“Most everyone is familiar with Poecilia reticulata, the guppy, so I’m not going to spend much time discussing the species in general, but will provide information on the population found in McCauley Spring. I first saw this fish about a year before we moved to Santa Fe in 1991. Sometime in 1990 Susie and I took our brood to Santa Fe where Susie had gotten a job offer. We wanted to scope it out before deciding to move there. During that trip, we bought some hiking guides for the area. One guide spoke of guppies in McCauley Spring; guppies that had been there for 75 years. Checking the copyright date (1990), I wondered about a possible introduction date of 1915 for guppies. Clearly the guppies weren’t indigenous. They had to have been introduced by humans. The 1915 date seemed unlikely since that was probably the earliest guppies were kept in the US. I have diligently searched our personal library for that book, but can’t find it. The only other reference concerning the introduction of guppies into the spring I found is a 2001 paper (Ultraviolet Reflectance Patterns of Male Guppies Enhance Their Attractiveness to Females, Astrid Kodric-Brown & Sally C. Johnson, Department of Biology, University of New Mexico) stating, “The Jemez population was introduced into the spring over 30 years ago…,” making the introduction before 1970.”
By the way, I recently found a reference that said guppies came to the US in 1910, so maybe there was time enough for them to have been introduced into the Spring by 1915. Here’s a link to a very fine article about the McCauley Springs guppy: http://www.reef2rainforest.com/2017/02/21/feral-guppies-thrive-in-new-mexicos-mccauley-hot-springs/.

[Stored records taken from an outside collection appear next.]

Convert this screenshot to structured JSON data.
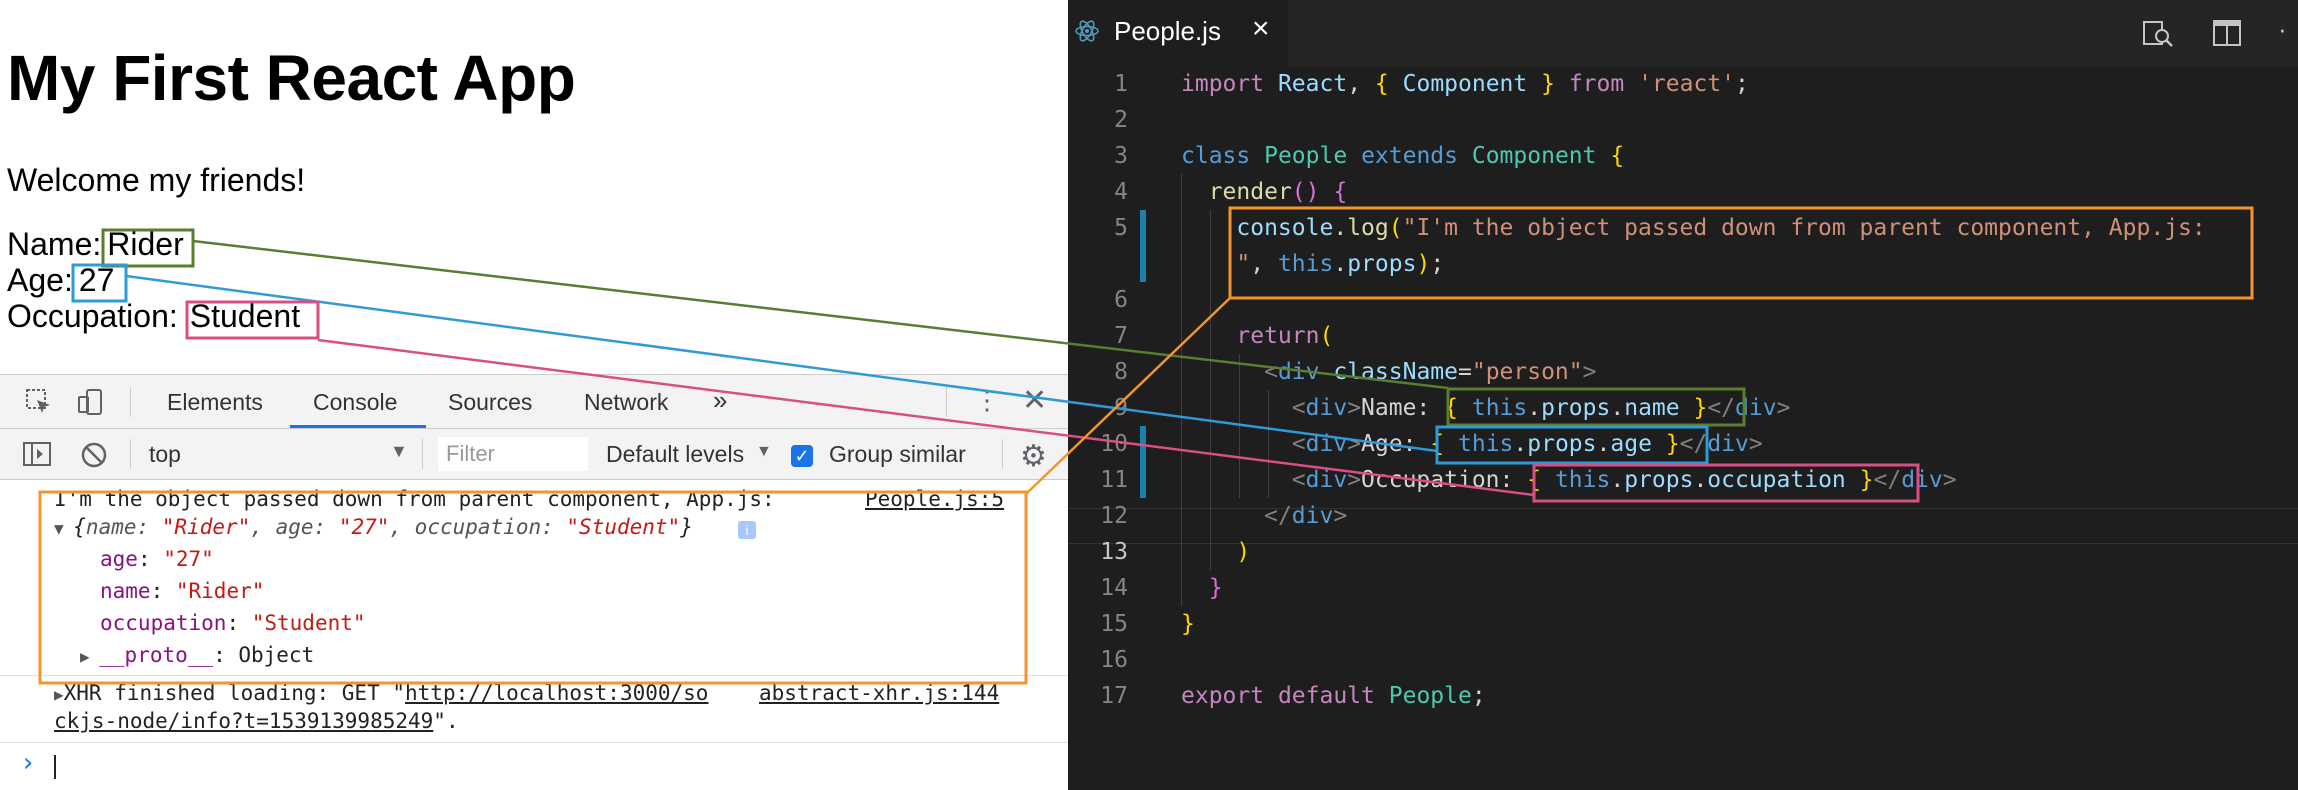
{
  "app": {
    "title": "My First React App",
    "welcome": "Welcome my friends!",
    "fields": [
      {
        "label": "Name:",
        "value": "Rider"
      },
      {
        "label": "Age:",
        "value": "27"
      },
      {
        "label": "Occupation:",
        "value": "Student"
      }
    ]
  },
  "devtools": {
    "tabs": [
      "Elements",
      "Console",
      "Sources",
      "Network",
      "»"
    ],
    "active_tab": "Console",
    "context": "top",
    "filter_placeholder": "Filter",
    "levels": "Default levels",
    "group_similar": "Group similar",
    "log_message": "I'm the object passed down from parent component, App.js:",
    "log_source": "People.js:5",
    "object_summary": {
      "open": "{",
      "name_key": "name: ",
      "name_val": "\"Rider\"",
      "age_key": ", age: ",
      "age_val": "\"27\"",
      "occ_key": ", occupation: ",
      "occ_val": "\"Student\"",
      "close": "}"
    },
    "props": [
      {
        "key": "age",
        "value": "\"27\""
      },
      {
        "key": "name",
        "value": "\"Rider\""
      },
      {
        "key": "occupation",
        "value": "\"Student\""
      }
    ],
    "proto_key": "__proto__",
    "proto_val": ": Object",
    "xhr_prefix": "XHR finished loading: GET \"",
    "xhr_url_1": "http://localhost:3000/so",
    "xhr_url_2": "ckjs-node/info?t=1539139985249",
    "xhr_suffix": "\".",
    "xhr_source": "abstract-xhr.js:144",
    "prompt": "›"
  },
  "editor": {
    "tab_name": "People.js",
    "tab_close": "×",
    "current_line": 13,
    "line_numbers": [
      "1",
      "2",
      "3",
      "4",
      "5",
      "",
      "6",
      "7",
      "8",
      "9",
      "10",
      "11",
      "12",
      "13",
      "14",
      "15",
      "16",
      "17"
    ]
  },
  "colors": {
    "green_box": "#5a7d2f",
    "blue_box": "#2e9ad8",
    "pink_box": "#d84f86",
    "orange_box": "#f3952d"
  }
}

In September 2012, I visited the Spring to collect some of these guppies. The population we now have is descended from those fish. Recently, we processed this fish. They are thriving and we’ll be releasing them for sale shortly, both adults and juveniles. The photo below shows a couple of males of this population. While most males in the population are virtually identical, these two show some variation. One has two black spots on its flank, the other one.
I’m curious how well these little guys would fare in my pond, it’s 10′ long x 8′ wide and 3’ish deep. I have a few good fish and “mosquito fish” that hibernate well through the winter and come back every year. None of them nibble your toes, though!
Poecilia reticulata, McCauley Spring is a truly tropical fish. They survive in the spring because of a constant flow of 85F water. My experience with guppies is that they die at water temperatures much below 60F. So if your water gets colder than that, I don’t think they’d survive. Your “mosquito fish” are probably Gambusia affinis, a temperate zone livebearer that can tolerate water temperatures into the low 30sF.